Learn how plants respond to higher atmospheric CO2 concentrations

How does rising atmospheric CO2 affect marine organisms?

Click to locate material archived on our website by topic


Primary Production in the Adriatic Sea
Reference
Marasovic, I., Nincevic, Z., Kuspilic, G., Marinovic, S. and Marinov, S.  2005.  Long-term changes of basic biological and chemical parameters at two stations in the middle Adriatic.  Journal of Sea Research 54: 3-14.

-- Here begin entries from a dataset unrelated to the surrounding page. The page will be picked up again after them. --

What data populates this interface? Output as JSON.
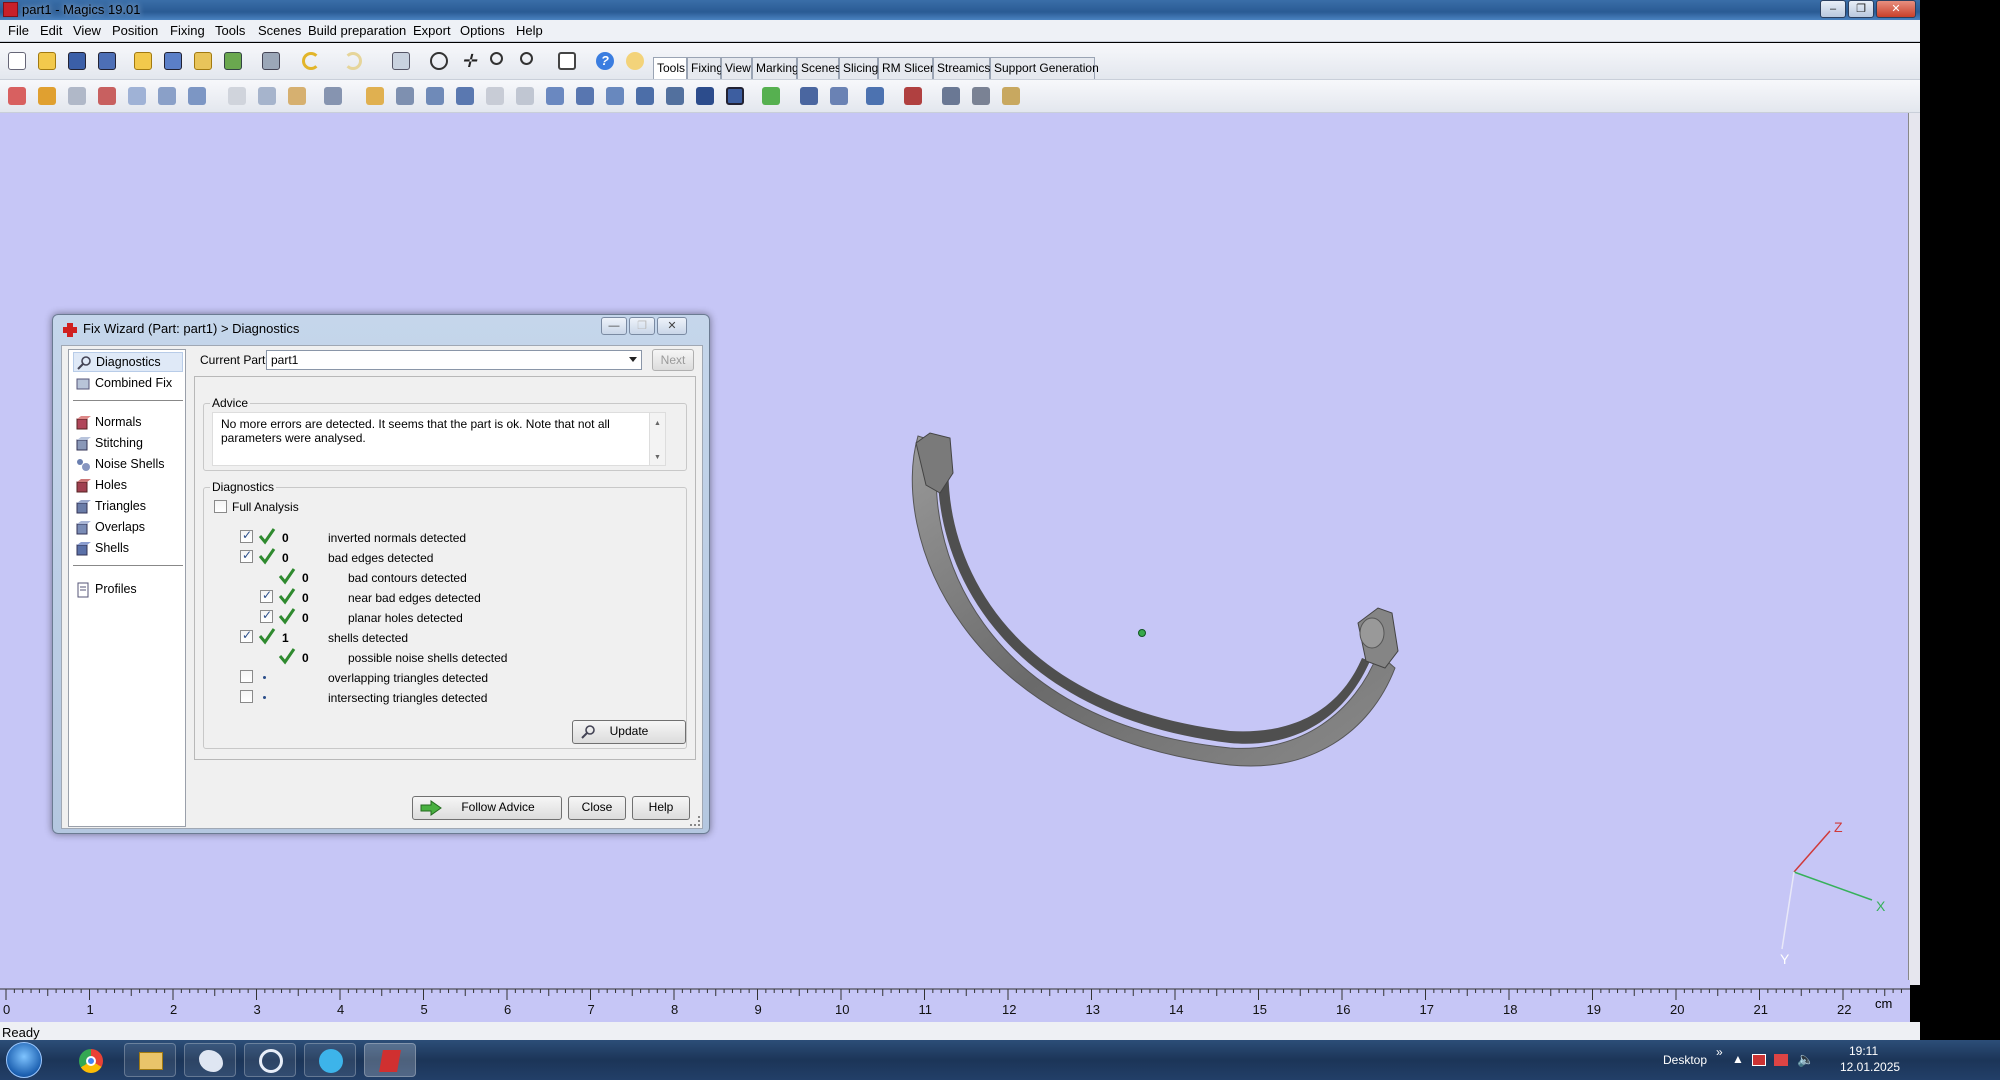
{
  "window": {
    "title": "part1 - Magics 19.01"
  },
  "menu": [
    "File",
    "Edit",
    "View",
    "Position",
    "Fixing",
    "Tools",
    "Scenes",
    "Build preparation",
    "Export",
    "Options",
    "Help"
  ],
  "tabs": [
    "Tools",
    "Fixing",
    "View",
    "Marking",
    "Scenes",
    "Slicing",
    "RM Slicer",
    "Streamics",
    "Support Generation"
  ],
  "active_tab": "Tools",
  "ruler": {
    "ticks": [
      "0",
      "1",
      "2",
      "3",
      "4",
      "5",
      "6",
      "7",
      "8",
      "9",
      "10",
      "11",
      "12",
      "13",
      "14",
      "15",
      "16",
      "17",
      "18",
      "19",
      "20",
      "21",
      "22"
    ],
    "unit": "cm"
  },
  "axes": {
    "x": "X",
    "y": "Y",
    "z": "Z"
  },
  "status": "Ready",
  "taskbar": {
    "desktop_label": "Desktop",
    "time": "19:11",
    "date": "12.01.2025"
  },
  "dialog": {
    "title": "Fix Wizard (Part: part1) > Diagnostics",
    "nav_top": [
      "Diagnostics",
      "Combined Fix"
    ],
    "nav_tools": [
      "Normals",
      "Stitching",
      "Noise Shells",
      "Holes",
      "Triangles",
      "Overlaps",
      "Shells"
    ],
    "nav_bottom": [
      "Profiles"
    ],
    "current_part_label": "Current Part:",
    "current_part_value": "part1",
    "next_label": "Next",
    "advice_title": "Advice",
    "advice_text": "No more errors are detected. It seems that the part is ok. Note that not all parameters were analysed.",
    "diagnostics_title": "Diagnostics",
    "full_analysis_label": "Full Analysis",
    "rows": [
      {
        "count": "0",
        "label": "inverted normals detected"
      },
      {
        "count": "0",
        "label": "bad edges detected"
      },
      {
        "count": "0",
        "label": "bad contours detected"
      },
      {
        "count": "0",
        "label": "near bad edges detected"
      },
      {
        "count": "0",
        "label": "planar holes detected"
      },
      {
        "count": "1",
        "label": "shells detected"
      },
      {
        "count": "0",
        "label": "possible noise shells detected"
      },
      {
        "count": "",
        "label": "overlapping triangles detected"
      },
      {
        "count": "",
        "label": "intersecting triangles detected"
      }
    ],
    "update_label": "Update",
    "follow_advice_label": "Follow Advice",
    "close_label": "Close",
    "help_label": "Help"
  }
}
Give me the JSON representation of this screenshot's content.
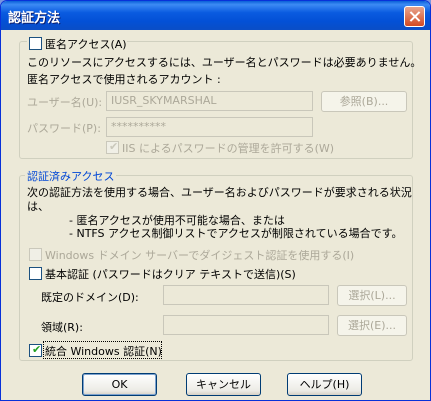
{
  "window": {
    "title": "認証方法"
  },
  "anonymous": {
    "checkbox_label": "匿名アクセス(A)",
    "checked": false,
    "description": "このリソースにアクセスするには、ユーザー名とパスワードは必要ありません。",
    "account_caption": "匿名アクセスで使用されるアカウント :",
    "username_label": "ユーザー名(U):",
    "username_value": "IUSR_SKYMARSHAL",
    "browse_label": "参照(B)...",
    "password_label": "パスワード(P):",
    "password_value": "**********",
    "iis_checkbox_label": "IIS によるパスワードの管理を許可する(W)",
    "iis_checked": true
  },
  "authenticated": {
    "group_title": "認証済みアクセス",
    "description_line1": "次の認証方法を使用する場合、ユーザー名およびパスワードが要求される状況",
    "description_line2": "は、",
    "bullet1": "- 匿名アクセスが使用不可能な場合、または",
    "bullet2": "- NTFS アクセス制御リストでアクセスが制限されている場合です。",
    "digest_label": "Windows ドメイン サーバーでダイジェスト認証を使用する(I)",
    "digest_checked": false,
    "basic_label": "基本認証 (パスワードはクリア テキストで送信)(S)",
    "basic_checked": false,
    "domain_label": "既定のドメイン(D):",
    "domain_value": "",
    "domain_select_label": "選択(L)...",
    "realm_label": "領域(R):",
    "realm_value": "",
    "realm_select_label": "選択(E)...",
    "integrated_label": "統合 Windows 認証(N)",
    "integrated_checked": true
  },
  "footer": {
    "ok_label": "OK",
    "cancel_label": "キャンセル",
    "help_label": "ヘルプ(H)"
  },
  "icons": {
    "check": "✔",
    "close": "close-icon"
  }
}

Background
Climate alarmists contend that CO2-induced global warming will wreck havoc with earth's biosphere, both on land and at sea; and in light of the global warming of the 20th century, which they claim was unprecedented over the past two millennia and produced temperatures that were likewise unprecedented, one would think there would be many signs of the predicted negative impacts.  The study of Marasovic et al. provides a prime opportunity to search for such consequences in primary productivity data from the central sector of the Adriatic Sea.

What was done
Since the early 1960s, regular monthly observations of basic hydrographic, chemical and biological parameters, including primary production, have been made at two middle Adriatic oceanographic stations, one near the coast (Kastela Bay, Station 25) and one in the open part of the sea (Station 09).  The authors analyze these data and present their interpretation of them.

What was learned
Mean annual primary production in Kastela Bay was determined to be about 430 mg C m-2 d-1 over the period 1962-72, exceeded 600 mg C m-2 d-1 over the period 1972-82, and rose to over 700 mg C m-2 d-1 over the period 1982-96, accompanied by a similar upward trend in percent oxygen saturation of the surface water layer.  The initial value of primary production in the open sea was much less (approximately 150 mg C m-2 d-1), but it began to follow the upward trend of the Kastela Bay data after about one decade.

What it means
The authors state that "even though all the relevant data indicate that the changes in Kastela Bay are closely related to an increase of anthropogenic nutrient loading, similar changes in the open sea suggest that primary production in the Bay might, at least partly, be due to global climatic changes."  These changes, in their words, are "occurring in the Mediterranean and Adriatic Sea open waters" and may be directly related to "global warming of air and ocean," since "higher temperature positively affects photosynthetic processes."

Reviewed 27 July 2005